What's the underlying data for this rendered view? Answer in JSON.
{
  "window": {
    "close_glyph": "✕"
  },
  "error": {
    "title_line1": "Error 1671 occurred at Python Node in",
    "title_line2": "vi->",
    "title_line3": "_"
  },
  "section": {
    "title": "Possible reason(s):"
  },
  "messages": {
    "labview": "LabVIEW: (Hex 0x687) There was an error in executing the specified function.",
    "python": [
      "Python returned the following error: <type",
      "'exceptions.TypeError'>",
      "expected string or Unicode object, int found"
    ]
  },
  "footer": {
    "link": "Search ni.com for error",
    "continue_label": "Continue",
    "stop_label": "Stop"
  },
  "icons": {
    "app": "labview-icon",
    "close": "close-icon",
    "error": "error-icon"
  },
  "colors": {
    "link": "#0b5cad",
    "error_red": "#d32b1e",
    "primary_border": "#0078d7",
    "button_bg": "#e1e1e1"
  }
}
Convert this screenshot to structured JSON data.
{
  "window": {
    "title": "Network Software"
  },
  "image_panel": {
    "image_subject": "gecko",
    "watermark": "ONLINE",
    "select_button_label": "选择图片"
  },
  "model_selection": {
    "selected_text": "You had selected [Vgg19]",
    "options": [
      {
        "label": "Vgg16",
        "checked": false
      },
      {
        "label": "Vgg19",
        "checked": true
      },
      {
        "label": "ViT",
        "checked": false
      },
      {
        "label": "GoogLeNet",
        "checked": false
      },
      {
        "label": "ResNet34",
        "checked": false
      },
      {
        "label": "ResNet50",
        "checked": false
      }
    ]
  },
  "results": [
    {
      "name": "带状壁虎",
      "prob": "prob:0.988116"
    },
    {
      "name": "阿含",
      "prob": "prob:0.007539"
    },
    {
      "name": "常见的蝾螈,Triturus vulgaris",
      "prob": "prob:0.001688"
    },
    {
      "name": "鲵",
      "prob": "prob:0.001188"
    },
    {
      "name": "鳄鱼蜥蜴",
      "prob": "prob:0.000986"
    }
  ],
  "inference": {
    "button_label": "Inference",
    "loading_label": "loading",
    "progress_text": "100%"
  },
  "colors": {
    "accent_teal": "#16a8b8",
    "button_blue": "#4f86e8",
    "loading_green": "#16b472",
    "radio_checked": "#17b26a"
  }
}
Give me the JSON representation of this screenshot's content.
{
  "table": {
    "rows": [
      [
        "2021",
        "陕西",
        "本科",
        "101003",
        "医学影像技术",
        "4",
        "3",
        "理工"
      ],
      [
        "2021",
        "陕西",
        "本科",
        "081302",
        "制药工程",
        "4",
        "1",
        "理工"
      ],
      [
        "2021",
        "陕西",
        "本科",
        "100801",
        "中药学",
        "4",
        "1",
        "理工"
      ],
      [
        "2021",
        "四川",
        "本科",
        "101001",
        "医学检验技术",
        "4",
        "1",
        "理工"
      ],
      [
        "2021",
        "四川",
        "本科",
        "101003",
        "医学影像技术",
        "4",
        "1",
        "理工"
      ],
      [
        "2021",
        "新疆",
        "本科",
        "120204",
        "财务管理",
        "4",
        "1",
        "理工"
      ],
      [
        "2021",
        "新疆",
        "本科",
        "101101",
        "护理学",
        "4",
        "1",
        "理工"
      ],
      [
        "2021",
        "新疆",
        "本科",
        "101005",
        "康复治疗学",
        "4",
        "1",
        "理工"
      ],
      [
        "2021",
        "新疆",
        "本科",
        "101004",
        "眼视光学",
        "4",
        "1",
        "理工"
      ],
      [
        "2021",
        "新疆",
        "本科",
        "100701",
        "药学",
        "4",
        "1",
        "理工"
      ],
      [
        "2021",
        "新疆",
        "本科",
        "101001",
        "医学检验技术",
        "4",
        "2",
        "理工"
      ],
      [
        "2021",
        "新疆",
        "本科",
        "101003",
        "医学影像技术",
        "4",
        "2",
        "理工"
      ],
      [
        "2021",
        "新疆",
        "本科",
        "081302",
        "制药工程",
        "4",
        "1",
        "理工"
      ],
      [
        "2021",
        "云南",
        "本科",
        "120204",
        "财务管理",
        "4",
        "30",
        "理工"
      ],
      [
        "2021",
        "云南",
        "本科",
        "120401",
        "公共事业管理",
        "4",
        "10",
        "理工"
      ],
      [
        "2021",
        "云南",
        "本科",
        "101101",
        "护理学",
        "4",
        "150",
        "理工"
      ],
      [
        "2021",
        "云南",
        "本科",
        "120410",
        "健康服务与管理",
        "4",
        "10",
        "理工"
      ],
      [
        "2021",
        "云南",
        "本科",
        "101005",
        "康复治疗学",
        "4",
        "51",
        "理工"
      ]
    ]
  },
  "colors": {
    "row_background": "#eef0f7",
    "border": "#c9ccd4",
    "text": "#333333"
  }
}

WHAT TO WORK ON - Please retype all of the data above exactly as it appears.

SOLUTION TO THIS TASK -
What's the underlying data for this rendered view? Answer in JSON.
{
  "window": {
    "close_glyph": "✕"
  },
  "error": {
    "title_line1": "Error 1671 occurred at Python Node in",
    "title_line2": "vi->",
    "title_line3": "_"
  },
  "section": {
    "title": "Possible reason(s):"
  },
  "messages": {
    "labview": "LabVIEW: (Hex 0x687) There was an error in executing the specified function.",
    "python": [
      "Python returned the following error: <type",
      "'exceptions.TypeError'>",
      "expected string or Unicode object, int found"
    ]
  },
  "footer": {
    "link": "Search ni.com for error",
    "continue_label": "Continue",
    "stop_label": "Stop"
  },
  "icons": {
    "app": "labview-icon",
    "close": "close-icon",
    "error": "error-icon"
  },
  "colors": {
    "link": "#0b5cad",
    "error_red": "#d32b1e",
    "primary_border": "#0078d7",
    "button_bg": "#e1e1e1"
  }
}
Convert this screenshot to structured JSON data.
{
  "window": {
    "title": "Network Software"
  },
  "image_panel": {
    "image_subject": "gecko",
    "watermark": "ONLINE",
    "select_button_label": "选择图片"
  },
  "model_selection": {
    "selected_text": "You had selected [Vgg19]",
    "options": [
      {
        "label": "Vgg16",
        "checked": false
      },
      {
        "label": "Vgg19",
        "checked": true
      },
      {
        "label": "ViT",
        "checked": false
      },
      {
        "label": "GoogLeNet",
        "checked": false
      },
      {
        "label": "ResNet34",
        "checked": false
      },
      {
        "label": "ResNet50",
        "checked": false
      }
    ]
  },
  "results": [
    {
      "name": "带状壁虎",
      "prob": "prob:0.988116"
    },
    {
      "name": "阿含",
      "prob": "prob:0.007539"
    },
    {
      "name": "常见的蝾螈,Triturus vulgaris",
      "prob": "prob:0.001688"
    },
    {
      "name": "鲵",
      "prob": "prob:0.001188"
    },
    {
      "name": "鳄鱼蜥蜴",
      "prob": "prob:0.000986"
    }
  ],
  "inference": {
    "button_label": "Inference",
    "loading_label": "loading",
    "progress_text": "100%"
  },
  "colors": {
    "accent_teal": "#16a8b8",
    "button_blue": "#4f86e8",
    "loading_green": "#16b472",
    "radio_checked": "#17b26a"
  }
}
Give me the JSON representation of this screenshot's content.
{
  "table": {
    "rows": [
      [
        "2021",
        "陕西",
        "本科",
        "101003",
        "医学影像技术",
        "4",
        "3",
        "理工"
      ],
      [
        "2021",
        "陕西",
        "本科",
        "081302",
        "制药工程",
        "4",
        "1",
        "理工"
      ],
      [
        "2021",
        "陕西",
        "本科",
        "100801",
        "中药学",
        "4",
        "1",
        "理工"
      ],
      [
        "2021",
        "四川",
        "本科",
        "101001",
        "医学检验技术",
        "4",
        "1",
        "理工"
      ],
      [
        "2021",
        "四川",
        "本科",
        "101003",
        "医学影像技术",
        "4",
        "1",
        "理工"
      ],
      [
        "2021",
        "新疆",
        "本科",
        "120204",
        "财务管理",
        "4",
        "1",
        "理工"
      ],
      [
        "2021",
        "新疆",
        "本科",
        "101101",
        "护理学",
        "4",
        "1",
        "理工"
      ],
      [
        "2021",
        "新疆",
        "本科",
        "101005",
        "康复治疗学",
        "4",
        "1",
        "理工"
      ],
      [
        "2021",
        "新疆",
        "本科",
        "101004",
        "眼视光学",
        "4",
        "1",
        "理工"
      ],
      [
        "2021",
        "新疆",
        "本科",
        "100701",
        "药学",
        "4",
        "1",
        "理工"
      ],
      [
        "2021",
        "新疆",
        "本科",
        "101001",
        "医学检验技术",
        "4",
        "2",
        "理工"
      ],
      [
        "2021",
        "新疆",
        "本科",
        "101003",
        "医学影像技术",
        "4",
        "2",
        "理工"
      ],
      [
        "2021",
        "新疆",
        "本科",
        "081302",
        "制药工程",
        "4",
        "1",
        "理工"
      ],
      [
        "2021",
        "云南",
        "本科",
        "120204",
        "财务管理",
        "4",
        "30",
        "理工"
      ],
      [
        "2021",
        "云南",
        "本科",
        "120401",
        "公共事业管理",
        "4",
        "10",
        "理工"
      ],
      [
        "2021",
        "云南",
        "本科",
        "101101",
        "护理学",
        "4",
        "150",
        "理工"
      ],
      [
        "2021",
        "云南",
        "本科",
        "120410",
        "健康服务与管理",
        "4",
        "10",
        "理工"
      ],
      [
        "2021",
        "云南",
        "本科",
        "101005",
        "康复治疗学",
        "4",
        "51",
        "理工"
      ]
    ]
  },
  "colors": {
    "row_background": "#eef0f7",
    "border": "#c9ccd4",
    "text": "#333333"
  }
}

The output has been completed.